An advisory panel to the US Food and Drug Administration (FDA) has backed Novo Nordisk's obesity drug Saxenda.
With 14-1 votes, the FDA committee concluded that the benefit-risk assessment of the drug was favourable for individuals with severe weight problems, the Danish group said.
The US regulator typically follows the advice of its panels and will make its decision on 20 October.
"We look forward to working with the FDA as they complete their review of Saxenda," Novo Nordisk chief science officer Mads Krogsgaard Thomsen said in a statement.
"Obesity is a serious public health issue in the US and we are committed to making Saxenda a new treatment option for adults with obesity," he added.
The decision was expected by analysts after trial data showed that 60 percent of patients given a daily 3 milligram injection achieved five-percent weight loss, according to an FDA report released earlier this week.
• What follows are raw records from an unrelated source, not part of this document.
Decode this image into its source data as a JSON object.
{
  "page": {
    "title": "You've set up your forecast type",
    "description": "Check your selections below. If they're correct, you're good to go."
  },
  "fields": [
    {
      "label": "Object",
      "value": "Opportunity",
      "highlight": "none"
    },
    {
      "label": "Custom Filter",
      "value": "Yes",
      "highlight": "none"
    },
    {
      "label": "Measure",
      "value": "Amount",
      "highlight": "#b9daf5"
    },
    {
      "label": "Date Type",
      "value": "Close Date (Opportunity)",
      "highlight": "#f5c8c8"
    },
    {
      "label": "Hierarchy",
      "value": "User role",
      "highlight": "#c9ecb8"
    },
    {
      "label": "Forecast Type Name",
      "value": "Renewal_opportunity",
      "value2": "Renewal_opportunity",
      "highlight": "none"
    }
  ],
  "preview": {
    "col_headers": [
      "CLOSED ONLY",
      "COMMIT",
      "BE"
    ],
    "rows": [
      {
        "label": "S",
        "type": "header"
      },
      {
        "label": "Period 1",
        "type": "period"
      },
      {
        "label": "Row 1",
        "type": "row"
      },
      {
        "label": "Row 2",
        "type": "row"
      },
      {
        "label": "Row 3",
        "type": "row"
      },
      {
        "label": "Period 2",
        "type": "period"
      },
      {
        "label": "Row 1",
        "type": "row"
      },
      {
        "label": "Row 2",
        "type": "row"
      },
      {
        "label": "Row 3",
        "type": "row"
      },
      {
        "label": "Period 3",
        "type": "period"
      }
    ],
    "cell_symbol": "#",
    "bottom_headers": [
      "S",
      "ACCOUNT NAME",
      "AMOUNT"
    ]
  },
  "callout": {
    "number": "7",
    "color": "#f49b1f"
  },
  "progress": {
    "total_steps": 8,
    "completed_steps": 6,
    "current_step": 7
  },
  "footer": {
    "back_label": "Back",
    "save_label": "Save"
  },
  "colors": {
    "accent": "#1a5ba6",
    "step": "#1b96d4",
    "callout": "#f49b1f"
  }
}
Saxenda contains the same active ingredient as diabetes treatment Victoza but in a lower dose.
The active substance, liraglutide, suppresses hunger by imitating a naturally occurring human hormone known as GLP-1, which is released from the gut in response to eating.
Novo Nordisk has been under pressure in the US market where it faces competition from generic drugs and after it lost two contracts with US health benefit manager Express Scripts.
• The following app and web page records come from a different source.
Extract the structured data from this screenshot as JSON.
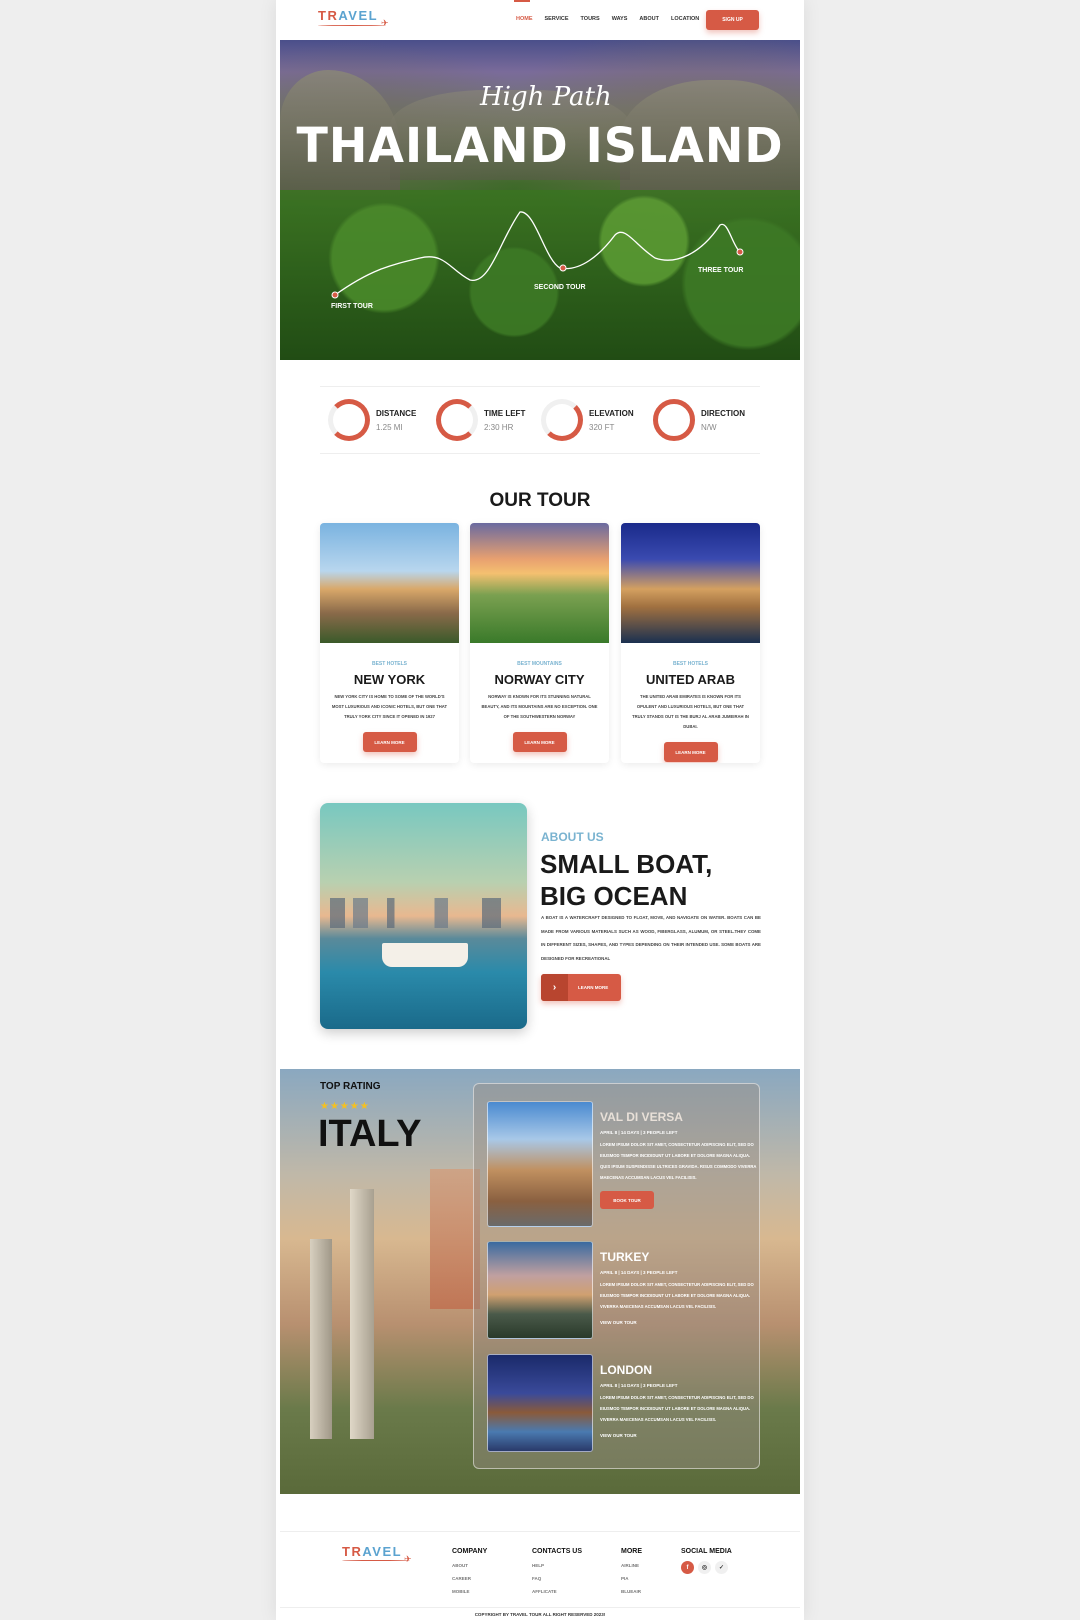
{
  "nav": {
    "logo_part1": "TR",
    "logo_part2": "AVEL",
    "items": [
      "HOME",
      "SERVICE",
      "TOURS",
      "WAYS",
      "ABOUT",
      "LOCATION"
    ],
    "signup": "SIGN UP"
  },
  "hero": {
    "script_title": "High Path",
    "title": "THAILAND ISLAND",
    "tours": [
      "FIRST TOUR",
      "SECOND TOUR",
      "THREE TOUR"
    ]
  },
  "stats": [
    {
      "title": "DISTANCE",
      "value": "1.25 MI"
    },
    {
      "title": "TIME LEFT",
      "value": "2:30 HR"
    },
    {
      "title": "ELEVATION",
      "value": "320 FT"
    },
    {
      "title": "DIRECTION",
      "value": "N/W"
    }
  ],
  "our_tour": {
    "title": "OUR TOUR",
    "cards": [
      {
        "category": "BEST HOTELS",
        "title": "NEW YORK",
        "desc": "NEW YORK CITY IS HOME TO SOME OF THE WORLD'S MOST LUXURIOUS AND ICONIC HOTELS, BUT ONE THAT TRULY YORK CITY SINCE IT OPENED IN 1927",
        "button": "LEARN MORE"
      },
      {
        "category": "BEST MOUNTAINS",
        "title": "NORWAY CITY",
        "desc": "NORWAY IS KNOWN FOR ITS STUNNING NATURAL BEAUTY, AND ITS MOUNTAINS ARE NO EXCEPTION. ONE OF THE SOUTHWESTERN NORWAY",
        "button": "LEARN MORE"
      },
      {
        "category": "BEST HOTELS",
        "title": "UNITED ARAB",
        "desc": "THE UNITED ARAB EMIRATES IS KNOWN FOR ITS OPULENT AND LUXURIOUS HOTELS, BUT ONE THAT TRULY STANDS OUT IS THE BURJ AL ARAB JUMEIRAH IN DUBAI.",
        "button": "LEARN MORE"
      }
    ]
  },
  "about": {
    "label": "ABOUT US",
    "title_line1": "SMALL BOAT,",
    "title_line2": "BIG OCEAN",
    "text": "A BOAT IS A WATERCRAFT DESIGNED TO FLOAT, MOVE, AND NAVIGATE ON WATER. BOATS CAN BE MADE FROM VARIOUS MATERIALS SUCH AS WOOD, FIBERGLASS, ALUMUM, OR STEEL.THEY COME IN DIFFERENT SIZES, SHAPES, AND TYPES DEPENDING ON THEIR INTENDED USE. SOME BOATS ARE DESIGNED FOR RECREATIONAL",
    "button": "LEARN MORE",
    "chevron": "›"
  },
  "italy": {
    "top_label": "TOP RATING",
    "stars": "★★★★★",
    "title": "ITALY",
    "destinations": [
      {
        "name": "VAL DI VERSA",
        "meta": "APRIL 8 | 14 DAYS | 3 PEOPLE LEFT",
        "desc": "LOREM IPSUM DOLOR SIT AMET, CONSECTETUR ADIPISCING ELIT, SED DO EIUSMOD TEMPOR INCIDIDUNT UT LABORE ET DOLORE MAGNA ALIQUA. QUIS IPSUM SUSPENDISSE ULTRICES GRAVIDA. RISUS COMMODO VIVERRA MAECENAS ACCUMSAN LACUS VEL FACILISIS.",
        "action": "BOOK TOUR"
      },
      {
        "name": "TURKEY",
        "meta": "APRIL 8 | 14 DAYS | 3 PEOPLE LEFT",
        "desc": "LOREM IPSUM DOLOR SIT AMET, CONSECTETUR ADIPISCING ELIT, SED DO EIUSMOD TEMPOR INCIDIDUNT UT LABORE ET DOLORE MAGNA ALIQUA. VIVERRA MAECENAS ACCUMSAN LACUS VEL FACILISIS.",
        "action": "VIEW OUR TOUR"
      },
      {
        "name": "LONDON",
        "meta": "APRIL 8 | 14 DAYS | 3 PEOPLE LEFT",
        "desc": "LOREM IPSUM DOLOR SIT AMET, CONSECTETUR ADIPISCING ELIT, SED DO EIUSMOD TEMPOR INCIDIDUNT UT LABORE ET DOLORE MAGNA ALIQUA. VIVERRA MAECENAS ACCUMSAN LACUS VEL FACILISIS.",
        "action": "VIEW OUR TOUR"
      }
    ]
  },
  "footer": {
    "logo_part1": "TR",
    "logo_part2": "AVEL",
    "columns": [
      {
        "title": "COMPANY",
        "items": [
          "ABOUT",
          "CAREER",
          "MOBILE"
        ]
      },
      {
        "title": "CONTACTS US",
        "items": [
          "HELP",
          "FAQ",
          "AFFLICATE"
        ]
      },
      {
        "title": "MORE",
        "items": [
          "AIRLINE",
          "PIA",
          "BLUEAIR"
        ]
      }
    ],
    "social_title": "SOCIAL MEDIA",
    "social_icons": [
      "f",
      "◎",
      "✓"
    ],
    "copyright": "COPYRIGHT BY TRAVEL TOUR ALL RIGHT RESERVED 2023!"
  },
  "colors": {
    "accent": "#d65a45",
    "secondary": "#7ab3d0"
  }
}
About 35 percent of adult Americans, or about 100 million people, live with obesity, according to the Danish company.
However, sales of two similar anti-obesity drugs launched in the US in 2012 -- the first two in over a decade -- have been disappointing due to limited insurance coverage and a lukewarm reception by doctors and patients.
Shares in Novo Nordisk were up by three percent in mid-afternoon trading on the Copenhagen stock market, where the main index was 1.1 percent higher.